> [DATA FOR ANALYSIS]:
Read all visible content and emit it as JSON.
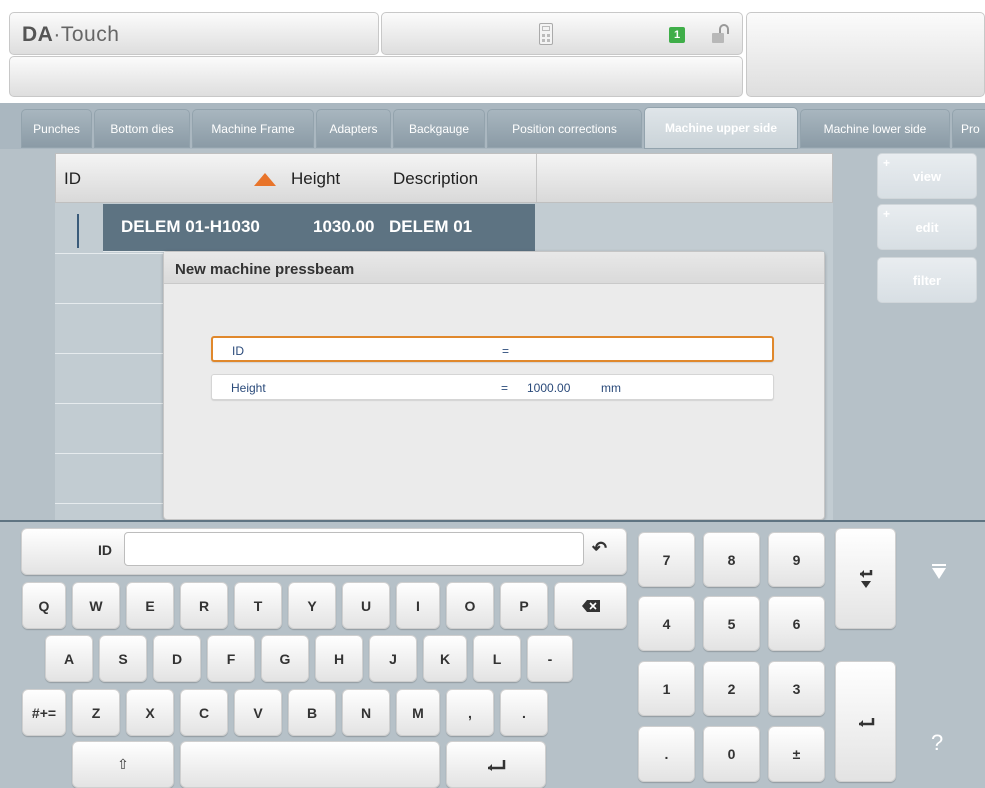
{
  "header": {
    "logo_bold": "DA",
    "logo_rest": "·Touch",
    "badge": "1",
    "calculator_icon": "calculator-icon",
    "lock_icon": "unlocked-padlock-icon"
  },
  "tabs": [
    {
      "label": "Punches",
      "active": false
    },
    {
      "label": "Bottom dies",
      "active": false
    },
    {
      "label": "Machine Frame",
      "active": false
    },
    {
      "label": "Adapters",
      "active": false
    },
    {
      "label": "Backgauge",
      "active": false
    },
    {
      "label": "Position corrections",
      "active": false
    },
    {
      "label": "Machine upper side",
      "active": true
    },
    {
      "label": "Machine lower side",
      "active": false
    },
    {
      "label": "Pro",
      "active": false
    }
  ],
  "table": {
    "columns": [
      "ID",
      "Height",
      "Description"
    ],
    "sort_column": "ID",
    "sort_direction": "ascending",
    "rows": [
      {
        "id": "DELEM 01-H1030",
        "height": "1030.00",
        "description": "DELEM 01",
        "selected": true
      }
    ]
  },
  "side_buttons": {
    "view": "view",
    "edit": "edit",
    "filter": "filter",
    "plus": "+"
  },
  "dialog": {
    "title": "New machine pressbeam",
    "fields": [
      {
        "label": "ID",
        "eq": "=",
        "value": "",
        "unit": "",
        "focused": true
      },
      {
        "label": "Height",
        "eq": "=",
        "value": "1000.00",
        "unit": "mm",
        "focused": false
      }
    ]
  },
  "keyboard": {
    "input_label": "ID",
    "input_value": "",
    "row1": [
      "Q",
      "W",
      "E",
      "R",
      "T",
      "Y",
      "U",
      "I",
      "O",
      "P"
    ],
    "row2": [
      "A",
      "S",
      "D",
      "F",
      "G",
      "H",
      "J",
      "K",
      "L",
      "-"
    ],
    "row3": [
      "#+=",
      "Z",
      "X",
      "C",
      "V",
      "B",
      "N",
      "M",
      ",",
      "."
    ],
    "shift_glyph": "⇧",
    "undo_glyph": "↶",
    "numpad": [
      "7",
      "8",
      "9",
      "4",
      "5",
      "6",
      "1",
      "2",
      "3",
      ".",
      "0",
      "±"
    ],
    "help": "?"
  },
  "colors": {
    "accent": "#e8742a",
    "selected_row": "#5d7382",
    "panel_bg": "#b6c1c8",
    "tab_bg": "#8b9ba6",
    "badge_green": "#3fae49"
  }
}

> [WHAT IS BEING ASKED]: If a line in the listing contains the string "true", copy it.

> [EXERCISE RESPONSE]:
      "active": true
        "selected": true
        "focused": true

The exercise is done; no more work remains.